Steve earned a Master’s degree from Duke University and a Doctorate in epidemiology at the University of North Carolina at Chapel Hill. In 1985, he joined the faculty of the Department of Epidemiology and a few years later authored a landmark study of radiation and cancer among the workers at Oak Ridge National Laboratory. This led to a long-standing interest in the effects of the nuclear industry on the health of workers and on nearby communities. Steve undertook studies at several US Department of Energy facilities, as well as critical reassessments of research into the accident at Three Mile Island. His research often challenged orthodoxy, helped support labor and community organizations, and contributed to the eventual passage of a federal compensation program for workers in the US nuclear weapons complex.

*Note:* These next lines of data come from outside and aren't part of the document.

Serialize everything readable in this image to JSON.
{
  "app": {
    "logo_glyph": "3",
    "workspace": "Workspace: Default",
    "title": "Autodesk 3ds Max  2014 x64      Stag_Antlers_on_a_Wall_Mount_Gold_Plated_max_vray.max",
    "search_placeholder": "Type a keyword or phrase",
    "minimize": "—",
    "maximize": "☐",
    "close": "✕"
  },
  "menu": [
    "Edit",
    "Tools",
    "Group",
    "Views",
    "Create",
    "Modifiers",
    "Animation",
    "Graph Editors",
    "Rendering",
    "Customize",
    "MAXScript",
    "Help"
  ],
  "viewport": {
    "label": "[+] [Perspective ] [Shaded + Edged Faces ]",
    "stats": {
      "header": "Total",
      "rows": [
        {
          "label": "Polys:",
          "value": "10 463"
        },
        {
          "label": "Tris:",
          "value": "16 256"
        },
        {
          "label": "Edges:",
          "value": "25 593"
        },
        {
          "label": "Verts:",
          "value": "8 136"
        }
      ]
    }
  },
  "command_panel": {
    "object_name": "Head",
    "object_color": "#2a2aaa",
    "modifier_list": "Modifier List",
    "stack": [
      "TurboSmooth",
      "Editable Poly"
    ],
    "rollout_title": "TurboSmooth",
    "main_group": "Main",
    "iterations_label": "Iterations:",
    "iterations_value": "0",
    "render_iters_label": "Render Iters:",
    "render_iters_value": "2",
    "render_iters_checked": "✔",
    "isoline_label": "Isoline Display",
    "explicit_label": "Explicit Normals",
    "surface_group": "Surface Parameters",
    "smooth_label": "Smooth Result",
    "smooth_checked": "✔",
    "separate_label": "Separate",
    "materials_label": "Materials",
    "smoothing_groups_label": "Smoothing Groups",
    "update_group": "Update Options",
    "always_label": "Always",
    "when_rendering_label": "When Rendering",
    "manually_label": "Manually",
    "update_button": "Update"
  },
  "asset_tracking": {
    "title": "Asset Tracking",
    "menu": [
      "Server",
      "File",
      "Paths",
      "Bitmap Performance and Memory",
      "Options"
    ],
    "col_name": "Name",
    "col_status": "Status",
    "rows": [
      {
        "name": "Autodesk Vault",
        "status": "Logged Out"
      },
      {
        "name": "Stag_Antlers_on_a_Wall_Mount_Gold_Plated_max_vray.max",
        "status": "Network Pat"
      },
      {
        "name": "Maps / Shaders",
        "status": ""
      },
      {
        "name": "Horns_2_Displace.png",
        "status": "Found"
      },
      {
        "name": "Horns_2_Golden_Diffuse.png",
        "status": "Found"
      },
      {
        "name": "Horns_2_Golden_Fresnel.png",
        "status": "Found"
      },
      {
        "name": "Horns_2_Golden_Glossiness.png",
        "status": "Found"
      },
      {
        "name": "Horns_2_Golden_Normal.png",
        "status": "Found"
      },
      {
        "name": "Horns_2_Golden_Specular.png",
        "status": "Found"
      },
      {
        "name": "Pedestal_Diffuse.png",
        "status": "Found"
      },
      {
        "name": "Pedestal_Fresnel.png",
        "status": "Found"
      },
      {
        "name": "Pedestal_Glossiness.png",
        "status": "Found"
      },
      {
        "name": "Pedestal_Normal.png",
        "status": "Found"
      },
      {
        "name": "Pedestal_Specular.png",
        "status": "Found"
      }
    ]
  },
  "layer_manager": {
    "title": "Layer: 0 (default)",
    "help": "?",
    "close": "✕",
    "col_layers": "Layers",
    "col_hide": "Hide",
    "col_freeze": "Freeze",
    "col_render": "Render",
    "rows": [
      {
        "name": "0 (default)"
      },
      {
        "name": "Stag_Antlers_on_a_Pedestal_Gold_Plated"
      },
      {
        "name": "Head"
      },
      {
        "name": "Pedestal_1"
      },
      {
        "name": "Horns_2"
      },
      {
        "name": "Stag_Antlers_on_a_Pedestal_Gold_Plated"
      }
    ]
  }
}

In the late 1990s, Steve began a productive collaboration with the Concerned Citizens of Tillery, and together they launched the Community Health Effects of Industrial Hog Operations study. Over time, his efforts drew him to a long-term relationship with the North Carolina Environmental Justice Network and the Environmental Justice Summit. He developed a vision of community-based participatory research on environmental injustice that encompassed the rural and urban environments, shining a light on how the costs of industrialized agriculture were carried by the former while the benefits were enjoyed by the latter.

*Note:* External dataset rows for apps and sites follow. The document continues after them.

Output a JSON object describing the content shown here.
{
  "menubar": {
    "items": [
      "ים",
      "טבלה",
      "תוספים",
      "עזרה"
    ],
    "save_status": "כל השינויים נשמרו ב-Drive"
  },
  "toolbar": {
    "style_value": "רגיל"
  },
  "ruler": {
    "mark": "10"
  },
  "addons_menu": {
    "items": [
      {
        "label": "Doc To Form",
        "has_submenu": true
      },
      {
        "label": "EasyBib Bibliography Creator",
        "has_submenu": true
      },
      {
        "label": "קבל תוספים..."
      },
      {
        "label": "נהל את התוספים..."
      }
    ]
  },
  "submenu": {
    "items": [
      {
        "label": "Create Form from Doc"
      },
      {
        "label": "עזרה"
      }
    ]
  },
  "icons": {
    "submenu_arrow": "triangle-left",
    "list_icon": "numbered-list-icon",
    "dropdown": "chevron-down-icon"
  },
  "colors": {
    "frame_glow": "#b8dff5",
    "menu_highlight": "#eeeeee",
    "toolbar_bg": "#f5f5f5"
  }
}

He carried this perspective with him wherever he worked, and news of his passing circled the globe. That news elicited expressions of respect and thanks for the impact that he had on people’s lives and the organizations they created. “Steve and I were brothers,” declared a former postal worker in a settlement in Fukushima; he was right and the sentiment would have made Steve smile. More than that, it energized him and informed how he did his research and with whom.
Steve was a strong advocate for democratic movement building inside the academy as well, supporting the university’s staff in organizing and drawing attention to the corporate influence on public academic institutions. In the classroom, Steve’s passion and enthusiasm inspired students. He has left us with a profound example of a socially committed academic: scores of students whose thinking has been shaped by his teaching, writing, and enthusiasm for using epidemiology in environmental and occupational struggles to improve peoples’ lives.